Cracks emerged Friday in Europe’s hard-fought summit deal on refugee crisis, as EU President Donald Tusk warned there was no guarantee it would work and France and Austria ruled themselves out of hosting refugee centres.
The agreement, hammered out during marathon overnight talks, also swiftly came under fire from the Medecins Sans Frontieres (MSF) charity, which said it aimed to turn away even the most vulnerable people from Europe’s shores.
Underscoring the human dimension of the crisis, the bodies of three babies were recovered and around 100 people were missing after a migrant boat sank off the coast of Libya Friday.
AgreementItaly’s new populist government, which has sparked fresh political tensions in Europe by refusing to let a series of refugee rescue ships dock in recent weeks, had initially blocked the conclusions of the Brussels summit.
But after nine hours of bitter negotiations, 28 EU leaders agreed to consider setting up “disembarkation platforms” outside the bloc, most likely in north Africa, in a bid to discourage refugees boarding EU-bound smuggler boats.
The deal also includes plans to set up secure centres on European soil to process new arrivals, to sort refugees in need of protection out from economic refugees who should be sent back.
The central European states of Poland, Hungary, Slovakia and the Czech Republic, which have all taken a tough anti-refugee stance, hailed the agreement as a victory.
But Tusk warned that difficult work lay ahead to make the agreement work in practice. — Agencies ANTI-MUSLIM BIGOTRY GENEVA
Member states of the UN migration agency yesterday rejected President Donald Trump’s nominee for director general, repudiating historic American control of the organisation.
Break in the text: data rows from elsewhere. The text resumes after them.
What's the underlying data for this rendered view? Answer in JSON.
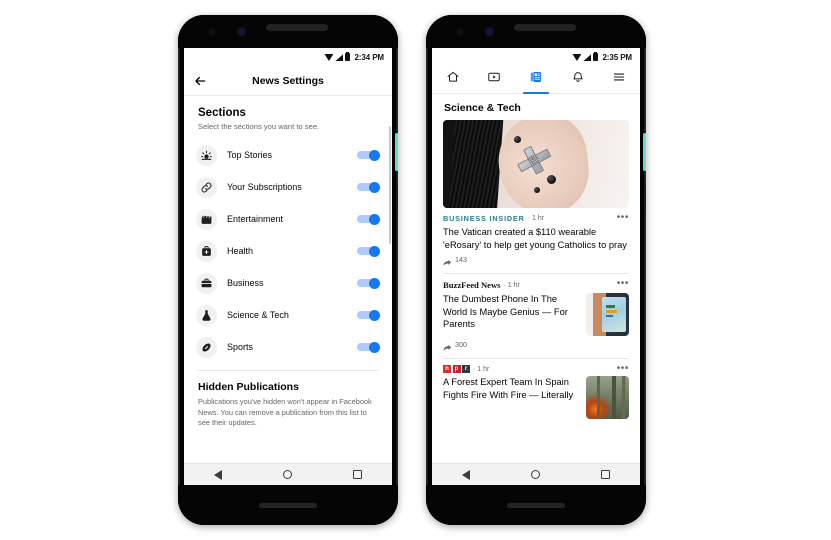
{
  "phones": {
    "left": {
      "status_bar": {
        "time": "2:34 PM",
        "wifi_icon": "wifi-icon",
        "signal_icon": "signal-icon",
        "battery_icon": "battery-icon"
      },
      "appbar": {
        "title": "News Settings",
        "back_icon": "back-arrow-icon"
      },
      "sections_header": {
        "title": "Sections",
        "subtitle": "Select the sections you want to see."
      },
      "sections": [
        {
          "label": "Top Stories",
          "icon": "top-stories-icon",
          "toggle": "on"
        },
        {
          "label": "Your Subscriptions",
          "icon": "link-icon",
          "toggle": "on"
        },
        {
          "label": "Entertainment",
          "icon": "clapperboard-icon",
          "toggle": "on"
        },
        {
          "label": "Health",
          "icon": "medical-bag-icon",
          "toggle": "on"
        },
        {
          "label": "Business",
          "icon": "briefcase-icon",
          "toggle": "on"
        },
        {
          "label": "Science & Tech",
          "icon": "flask-icon",
          "toggle": "on"
        },
        {
          "label": "Sports",
          "icon": "football-icon",
          "toggle": "on"
        }
      ],
      "hidden_publications": {
        "title": "Hidden Publications",
        "text": "Publications you've hidden won't appear in Facebook News. You can remove a publication from this list to see their updates."
      },
      "nav_bar": {
        "back": "back-triangle-icon",
        "home": "home-circle-icon",
        "recents": "recents-square-icon"
      }
    },
    "right": {
      "status_bar": {
        "time": "2:35 PM",
        "wifi_icon": "wifi-icon",
        "signal_icon": "signal-icon",
        "battery_icon": "battery-icon"
      },
      "tabs": [
        {
          "name": "home-tab",
          "icon": "home-icon",
          "active": false
        },
        {
          "name": "watch-tab",
          "icon": "video-icon",
          "active": false
        },
        {
          "name": "news-tab",
          "icon": "news-icon",
          "active": true
        },
        {
          "name": "notifications-tab",
          "icon": "bell-icon",
          "active": false
        },
        {
          "name": "menu-tab",
          "icon": "hamburger-icon",
          "active": false
        }
      ],
      "feed_title": "Science & Tech",
      "articles": [
        {
          "source": "BUSINESS INSIDER",
          "source_style": "business-insider",
          "time": "· 1 hr",
          "title": "The Vatican created a $110 wearable 'eRosary' to help get young Catholics to pray",
          "shares": "143",
          "media": "hero",
          "menu_icon": "more-options-icon",
          "share_icon": "share-icon"
        },
        {
          "source": "BuzzFeed News",
          "source_style": "buzzfeed",
          "time": "· 1 hr",
          "title": "The Dumbest Phone In The World Is Maybe Genius — For Parents",
          "shares": "300",
          "media": "thumb-tablet",
          "menu_icon": "more-options-icon",
          "share_icon": "share-icon"
        },
        {
          "source": "npr",
          "source_style": "npr",
          "time": "· 1 hr",
          "title": "A Forest Expert Team In Spain Fights Fire With Fire — Literally",
          "shares": "",
          "media": "thumb-forest",
          "menu_icon": "more-options-icon",
          "share_icon": "share-icon"
        }
      ],
      "nav_bar": {
        "back": "back-triangle-icon",
        "home": "home-circle-icon",
        "recents": "recents-square-icon"
      }
    }
  },
  "colors": {
    "accent_blue": "#1877f2",
    "toggle_track": "#aecbfa",
    "business_insider_teal": "#2f7f86",
    "npr_red": "#e12a2a",
    "power_button_teal": "#6fd8cf",
    "text_primary": "#050505",
    "text_secondary": "#65676b"
  }
}
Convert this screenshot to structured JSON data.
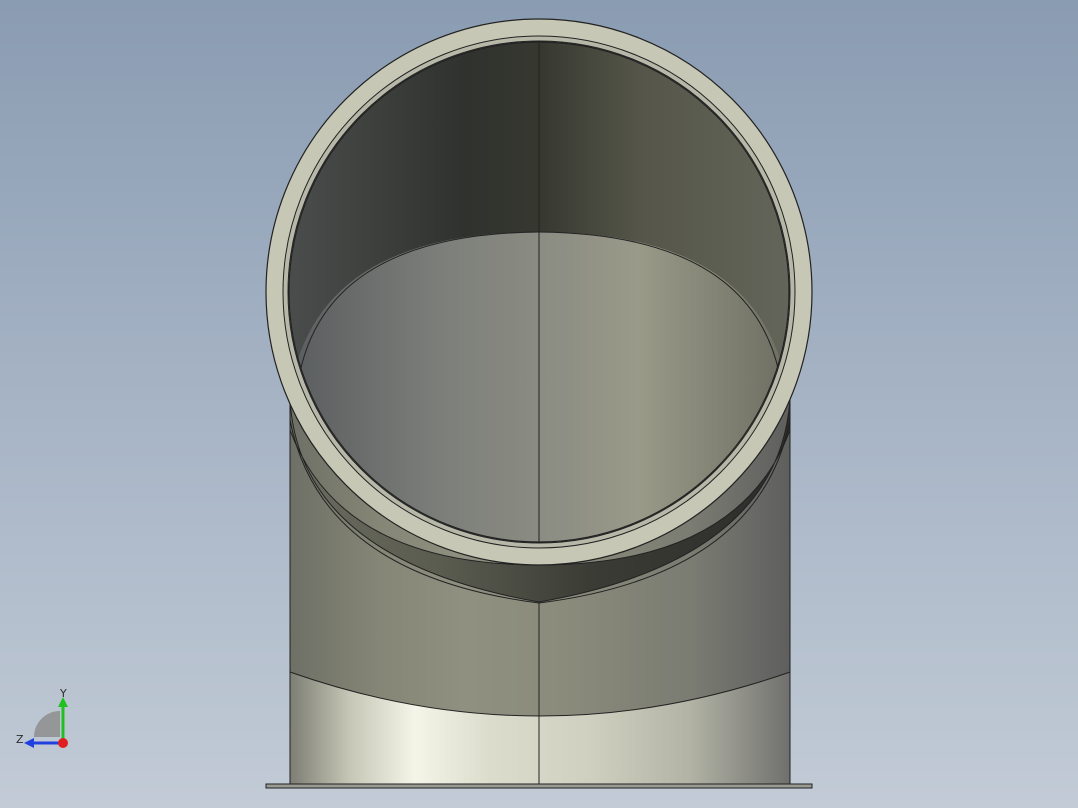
{
  "viewport": {
    "background_top": "#8a9cb2",
    "background_bottom": "#c2cbd6",
    "model": "pipe-elbow-90deg"
  },
  "triad": {
    "x_label": "",
    "y_label": "Y",
    "z_label": "Z",
    "x_color": "#e02020",
    "y_color": "#20c020",
    "z_color": "#2040e0"
  }
}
The International Organisation for Migration (IOM) had been led by an American throughout the agency’s 67-year history with one exception from 1961 to 1969.
But Trump’s pick Ken Isaacs, an executive with the Christian charity Samaritan’s Purse who faced serious charges of anti-Muslim bigotry, proved to be an untenable choice.
Isaacs published numerous tweets describing Islam as an inherently violent religion, including one after the 2016 attack in the French city of Nice that said “Islam is not peaceful”.
Portuguese Socialist and former EU chief Antonio Vitorino won the election. — Agencies